The records that follow must be repeated exactly, minus the images.

*** Begin section ***

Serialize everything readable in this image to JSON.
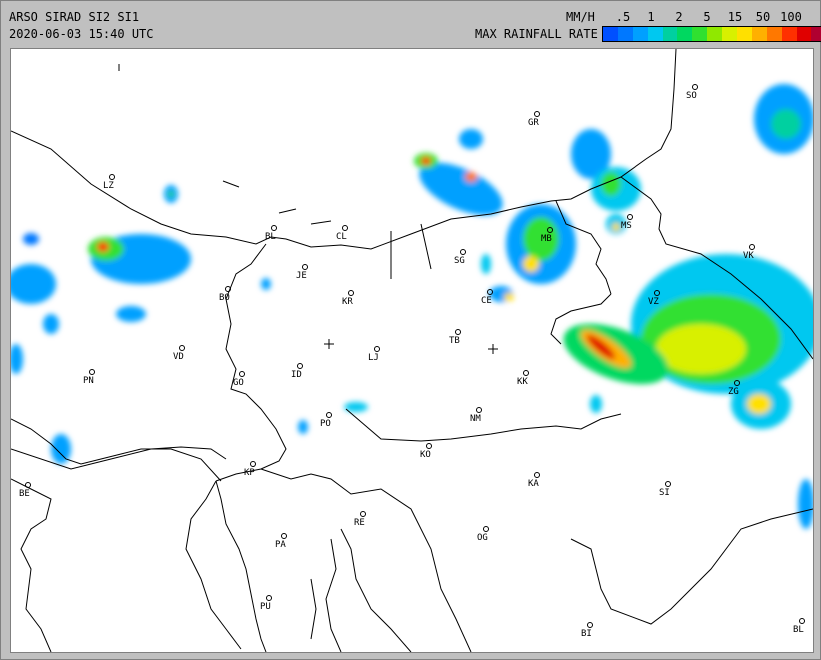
{
  "header": {
    "title": "ARSO SIRAD SI2 SI1",
    "timestamp": "2020-06-03 15:40 UTC",
    "unit": "MM/H",
    "rate_label": "MAX RAINFALL RATE"
  },
  "legend": {
    "ticks": [
      ".5",
      "1",
      "2",
      "5",
      "15",
      "50",
      "100"
    ],
    "colors": [
      "#0050ff",
      "#0078ff",
      "#00a0ff",
      "#00c8f0",
      "#00d0a0",
      "#00d860",
      "#30e030",
      "#90e800",
      "#d8f000",
      "#ffe000",
      "#ffb000",
      "#ff7800",
      "#ff3000",
      "#e00000",
      "#b00030",
      "#d000c8"
    ]
  },
  "map": {
    "cities": [
      {
        "code": "SO"
      },
      {
        "code": "GR"
      },
      {
        "code": "LZ"
      },
      {
        "code": "BL"
      },
      {
        "code": "CL"
      },
      {
        "code": "MB"
      },
      {
        "code": "MS"
      },
      {
        "code": "VK"
      },
      {
        "code": "JE"
      },
      {
        "code": "SG"
      },
      {
        "code": "BO"
      },
      {
        "code": "KR"
      },
      {
        "code": "CE"
      },
      {
        "code": "VZ"
      },
      {
        "code": "TB"
      },
      {
        "code": "VD"
      },
      {
        "code": "LJ"
      },
      {
        "code": "PN"
      },
      {
        "code": "GO"
      },
      {
        "code": "ID"
      },
      {
        "code": "KK"
      },
      {
        "code": "PO"
      },
      {
        "code": "NM"
      },
      {
        "code": "ZG"
      },
      {
        "code": "KO"
      },
      {
        "code": "KP"
      },
      {
        "code": "KA"
      },
      {
        "code": "SI"
      },
      {
        "code": "BE"
      },
      {
        "code": "RE"
      },
      {
        "code": "OG"
      },
      {
        "code": "PA"
      },
      {
        "code": "PU"
      },
      {
        "code": "BI"
      },
      {
        "code": "BL"
      }
    ]
  }
}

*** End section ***

__RESPONSE AREA__
Serialize everything readable in this image to JSON.
{
  "header": {
    "title": "ARSO SIRAD SI2 SI1",
    "timestamp": "2020-06-03 15:40 UTC",
    "unit": "MM/H",
    "rate_label": "MAX RAINFALL RATE"
  },
  "legend": {
    "ticks": [
      ".5",
      "1",
      "2",
      "5",
      "15",
      "50",
      "100"
    ],
    "colors": [
      "#0050ff",
      "#0078ff",
      "#00a0ff",
      "#00c8f0",
      "#00d0a0",
      "#00d860",
      "#30e030",
      "#90e800",
      "#d8f000",
      "#ffe000",
      "#ffb000",
      "#ff7800",
      "#ff3000",
      "#e00000",
      "#b00030",
      "#d000c8"
    ]
  },
  "map": {
    "cities": [
      {
        "code": "SO"
      },
      {
        "code": "GR"
      },
      {
        "code": "LZ"
      },
      {
        "code": "BL"
      },
      {
        "code": "CL"
      },
      {
        "code": "MB"
      },
      {
        "code": "MS"
      },
      {
        "code": "VK"
      },
      {
        "code": "JE"
      },
      {
        "code": "SG"
      },
      {
        "code": "BO"
      },
      {
        "code": "KR"
      },
      {
        "code": "CE"
      },
      {
        "code": "VZ"
      },
      {
        "code": "TB"
      },
      {
        "code": "VD"
      },
      {
        "code": "LJ"
      },
      {
        "code": "PN"
      },
      {
        "code": "GO"
      },
      {
        "code": "ID"
      },
      {
        "code": "KK"
      },
      {
        "code": "PO"
      },
      {
        "code": "NM"
      },
      {
        "code": "ZG"
      },
      {
        "code": "KO"
      },
      {
        "code": "KP"
      },
      {
        "code": "KA"
      },
      {
        "code": "SI"
      },
      {
        "code": "BE"
      },
      {
        "code": "RE"
      },
      {
        "code": "OG"
      },
      {
        "code": "PA"
      },
      {
        "code": "PU"
      },
      {
        "code": "BI"
      },
      {
        "code": "BL"
      }
    ]
  }
}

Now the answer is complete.